Storm warnings were posted from Wisconsin to New England, where the National Weather Service had blizzard warnings in effect through today. On Saturday, snow was falling across a region stretching from Wisconsin and Illinois to Virginia and the New England states.
One man died after falling through ice on a pond in Ohio, where two others died of apparent heart attacks while removing snow, authorities said.
Temperatures in Maine fell to 36 below zero at Masardis, and Bangor dropped to a record low of 29 below. Meteorologists predicted gusts up to 50 mph would push wind chill readings to 8 below zero in New York and New Jersey.

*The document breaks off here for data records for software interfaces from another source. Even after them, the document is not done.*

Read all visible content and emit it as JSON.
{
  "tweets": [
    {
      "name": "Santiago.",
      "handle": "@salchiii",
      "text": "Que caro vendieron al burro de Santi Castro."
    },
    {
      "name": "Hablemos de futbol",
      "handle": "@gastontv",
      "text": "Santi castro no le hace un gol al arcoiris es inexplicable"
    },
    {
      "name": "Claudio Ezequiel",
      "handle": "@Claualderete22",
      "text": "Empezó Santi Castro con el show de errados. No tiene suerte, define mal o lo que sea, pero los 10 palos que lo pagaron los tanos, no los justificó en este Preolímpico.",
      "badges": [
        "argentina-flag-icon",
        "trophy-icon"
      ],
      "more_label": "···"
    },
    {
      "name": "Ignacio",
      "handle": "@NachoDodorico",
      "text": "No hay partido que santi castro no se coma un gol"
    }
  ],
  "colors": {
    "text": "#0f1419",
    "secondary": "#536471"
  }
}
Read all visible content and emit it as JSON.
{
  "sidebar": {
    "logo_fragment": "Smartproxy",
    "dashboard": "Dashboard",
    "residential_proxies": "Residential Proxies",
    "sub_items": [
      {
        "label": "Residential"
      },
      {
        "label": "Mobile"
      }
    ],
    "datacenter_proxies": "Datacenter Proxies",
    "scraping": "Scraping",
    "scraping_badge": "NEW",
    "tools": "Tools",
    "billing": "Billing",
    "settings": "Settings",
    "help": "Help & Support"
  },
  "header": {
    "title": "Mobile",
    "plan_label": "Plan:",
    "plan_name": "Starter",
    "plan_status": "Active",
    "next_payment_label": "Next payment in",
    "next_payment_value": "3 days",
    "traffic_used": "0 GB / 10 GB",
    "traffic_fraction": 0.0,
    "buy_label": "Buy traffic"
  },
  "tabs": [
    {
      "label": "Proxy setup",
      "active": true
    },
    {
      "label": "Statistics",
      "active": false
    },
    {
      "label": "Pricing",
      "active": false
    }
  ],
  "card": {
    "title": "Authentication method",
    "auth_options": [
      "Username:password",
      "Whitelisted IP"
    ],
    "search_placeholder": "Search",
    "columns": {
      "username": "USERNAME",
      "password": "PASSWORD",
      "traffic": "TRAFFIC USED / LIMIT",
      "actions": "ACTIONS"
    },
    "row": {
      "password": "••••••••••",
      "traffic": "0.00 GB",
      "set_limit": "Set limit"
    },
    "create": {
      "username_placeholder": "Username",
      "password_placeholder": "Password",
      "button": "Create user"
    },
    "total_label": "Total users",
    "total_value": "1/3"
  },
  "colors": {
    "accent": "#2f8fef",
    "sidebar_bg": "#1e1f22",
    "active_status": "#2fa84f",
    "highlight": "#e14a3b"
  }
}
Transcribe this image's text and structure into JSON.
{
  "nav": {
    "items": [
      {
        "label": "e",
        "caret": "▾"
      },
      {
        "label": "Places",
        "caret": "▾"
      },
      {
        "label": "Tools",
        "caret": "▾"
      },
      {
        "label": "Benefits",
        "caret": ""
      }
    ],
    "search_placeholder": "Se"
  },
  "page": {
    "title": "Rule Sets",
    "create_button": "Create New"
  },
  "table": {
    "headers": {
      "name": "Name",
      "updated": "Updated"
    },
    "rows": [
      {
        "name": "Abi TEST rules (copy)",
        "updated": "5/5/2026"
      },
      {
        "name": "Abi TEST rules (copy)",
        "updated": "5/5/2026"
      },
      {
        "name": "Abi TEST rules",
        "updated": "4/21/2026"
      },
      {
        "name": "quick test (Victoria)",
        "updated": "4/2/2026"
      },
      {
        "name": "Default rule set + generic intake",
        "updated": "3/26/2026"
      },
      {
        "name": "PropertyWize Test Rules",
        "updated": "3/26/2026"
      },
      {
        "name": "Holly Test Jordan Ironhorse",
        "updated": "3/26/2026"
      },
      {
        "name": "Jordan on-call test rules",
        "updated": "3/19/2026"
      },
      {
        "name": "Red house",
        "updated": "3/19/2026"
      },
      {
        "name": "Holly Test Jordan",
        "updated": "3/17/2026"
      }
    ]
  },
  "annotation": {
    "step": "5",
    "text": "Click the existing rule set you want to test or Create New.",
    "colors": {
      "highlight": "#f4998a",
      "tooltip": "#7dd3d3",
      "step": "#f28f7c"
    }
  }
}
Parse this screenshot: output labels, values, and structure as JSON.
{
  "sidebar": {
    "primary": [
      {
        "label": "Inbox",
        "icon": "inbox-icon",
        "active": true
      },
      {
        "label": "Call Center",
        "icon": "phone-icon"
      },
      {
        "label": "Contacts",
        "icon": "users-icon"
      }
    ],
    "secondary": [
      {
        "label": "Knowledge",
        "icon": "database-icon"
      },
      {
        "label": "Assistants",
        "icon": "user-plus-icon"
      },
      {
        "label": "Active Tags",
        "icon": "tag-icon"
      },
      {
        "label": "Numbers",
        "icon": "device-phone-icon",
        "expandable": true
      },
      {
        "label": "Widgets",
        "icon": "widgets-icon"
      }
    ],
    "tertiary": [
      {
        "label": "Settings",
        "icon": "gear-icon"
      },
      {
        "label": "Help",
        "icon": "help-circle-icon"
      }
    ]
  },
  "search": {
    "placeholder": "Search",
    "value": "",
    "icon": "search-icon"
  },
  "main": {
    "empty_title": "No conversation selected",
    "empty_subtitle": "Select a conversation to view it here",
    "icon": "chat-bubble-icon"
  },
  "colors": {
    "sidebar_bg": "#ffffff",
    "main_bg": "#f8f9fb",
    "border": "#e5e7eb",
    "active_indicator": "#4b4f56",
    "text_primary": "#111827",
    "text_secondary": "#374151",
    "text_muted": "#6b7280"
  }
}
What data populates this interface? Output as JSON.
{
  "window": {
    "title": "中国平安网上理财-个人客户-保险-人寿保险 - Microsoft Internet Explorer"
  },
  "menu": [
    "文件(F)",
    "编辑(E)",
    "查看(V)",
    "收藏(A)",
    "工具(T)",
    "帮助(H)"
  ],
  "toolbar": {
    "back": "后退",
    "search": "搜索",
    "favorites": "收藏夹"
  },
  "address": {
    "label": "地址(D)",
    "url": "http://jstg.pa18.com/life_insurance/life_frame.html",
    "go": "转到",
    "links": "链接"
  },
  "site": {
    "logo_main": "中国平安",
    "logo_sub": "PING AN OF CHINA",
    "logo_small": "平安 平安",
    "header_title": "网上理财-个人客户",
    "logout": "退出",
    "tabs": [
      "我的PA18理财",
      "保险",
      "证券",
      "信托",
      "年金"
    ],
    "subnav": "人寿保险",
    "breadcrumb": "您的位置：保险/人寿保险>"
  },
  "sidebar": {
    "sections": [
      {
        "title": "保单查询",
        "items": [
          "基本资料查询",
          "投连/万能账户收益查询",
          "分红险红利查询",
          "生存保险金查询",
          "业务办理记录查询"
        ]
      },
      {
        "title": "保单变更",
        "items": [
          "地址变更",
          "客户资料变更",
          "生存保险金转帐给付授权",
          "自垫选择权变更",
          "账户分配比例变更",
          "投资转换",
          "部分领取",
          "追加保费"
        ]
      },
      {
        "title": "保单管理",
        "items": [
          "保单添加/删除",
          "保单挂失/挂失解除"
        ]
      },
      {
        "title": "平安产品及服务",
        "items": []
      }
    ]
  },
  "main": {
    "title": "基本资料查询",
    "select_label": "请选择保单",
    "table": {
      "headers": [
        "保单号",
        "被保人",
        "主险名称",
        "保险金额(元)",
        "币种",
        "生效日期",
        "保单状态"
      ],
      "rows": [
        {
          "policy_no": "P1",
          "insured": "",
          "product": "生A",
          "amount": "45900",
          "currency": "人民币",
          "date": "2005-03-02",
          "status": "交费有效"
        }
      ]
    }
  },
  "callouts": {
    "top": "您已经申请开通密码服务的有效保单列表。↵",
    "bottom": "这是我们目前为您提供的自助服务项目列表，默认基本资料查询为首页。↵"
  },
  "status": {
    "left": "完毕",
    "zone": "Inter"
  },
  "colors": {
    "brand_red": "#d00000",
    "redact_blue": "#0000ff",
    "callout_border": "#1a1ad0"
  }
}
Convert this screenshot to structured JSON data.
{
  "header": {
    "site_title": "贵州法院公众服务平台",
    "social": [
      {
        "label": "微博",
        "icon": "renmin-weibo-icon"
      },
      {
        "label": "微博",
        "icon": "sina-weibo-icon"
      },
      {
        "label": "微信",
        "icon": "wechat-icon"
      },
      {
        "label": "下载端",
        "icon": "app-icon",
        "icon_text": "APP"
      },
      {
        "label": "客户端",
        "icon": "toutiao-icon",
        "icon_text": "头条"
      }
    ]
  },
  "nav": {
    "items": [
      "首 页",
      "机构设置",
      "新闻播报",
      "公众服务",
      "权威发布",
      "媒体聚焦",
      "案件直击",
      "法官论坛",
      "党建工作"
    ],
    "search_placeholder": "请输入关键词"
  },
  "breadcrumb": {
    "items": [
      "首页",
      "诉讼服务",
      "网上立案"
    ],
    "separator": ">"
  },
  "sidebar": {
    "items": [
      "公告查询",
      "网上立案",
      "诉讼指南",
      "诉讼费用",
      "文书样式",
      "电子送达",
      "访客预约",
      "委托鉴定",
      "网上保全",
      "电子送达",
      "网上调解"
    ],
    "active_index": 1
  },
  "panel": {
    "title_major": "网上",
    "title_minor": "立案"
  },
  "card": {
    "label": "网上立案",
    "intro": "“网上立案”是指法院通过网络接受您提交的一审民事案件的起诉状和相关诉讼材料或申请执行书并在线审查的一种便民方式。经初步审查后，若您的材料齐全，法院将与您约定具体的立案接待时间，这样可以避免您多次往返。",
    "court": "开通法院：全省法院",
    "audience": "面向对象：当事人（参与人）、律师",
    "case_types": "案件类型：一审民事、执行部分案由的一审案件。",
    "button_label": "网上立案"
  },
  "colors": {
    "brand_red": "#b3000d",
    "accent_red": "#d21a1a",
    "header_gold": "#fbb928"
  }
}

In New York City, nearly 7 inches of snow had fallen in Central Park by Saturday evening. Almost 9 inches were reported on the eastern tip of Long Island, the National Weather Service said.
The snow wasn't a problem for 29-year-old college student Maya Tudor.
"I like the snow. It slows down the city and blankets a lot of the unpleasantness," she said. "You never see New York this calm. It's an event."
Up to a foot of snow had fallen in Wisconsin and Michigan, and wind gusted to more than 60 mph across Iowa. As much as 18 inches of snow was forecast in northern New Jersey and accumulations of up to 20 inches were possible in parts of New England and the New York City area, the weather service said. A foot was likely in northern sections of Ohio and Pennsylvania.
While crews in the Midwest labored to remove what already had fallen, highway departments in the Northeast readied hundreds of plows and salt-spreading trucks. New York City canceled all vacations for its sanitation workers and called people in on their days off to handle the snow. Kennedy International Airport had machines capable of melting 500 tons of snow an hour.
If 20 inches of snow fell in New York, the cost of cleanup could hit $20 million, but Mayor Michael Bloomberg said that was a problem for another day.
The blowing snow caused frustrating delays as airlines called off flights.
By noon at Philadelphia International Airport, the storm had already wiped out about 25 percent of the normal load of 1,100 daily arrivals and departures.
About 400 flights were canceled Saturday at Chicago's O'Hare International Airport and dozens more were called off at the city's Midway Airport. More than 200 people stayed the night at the two airports.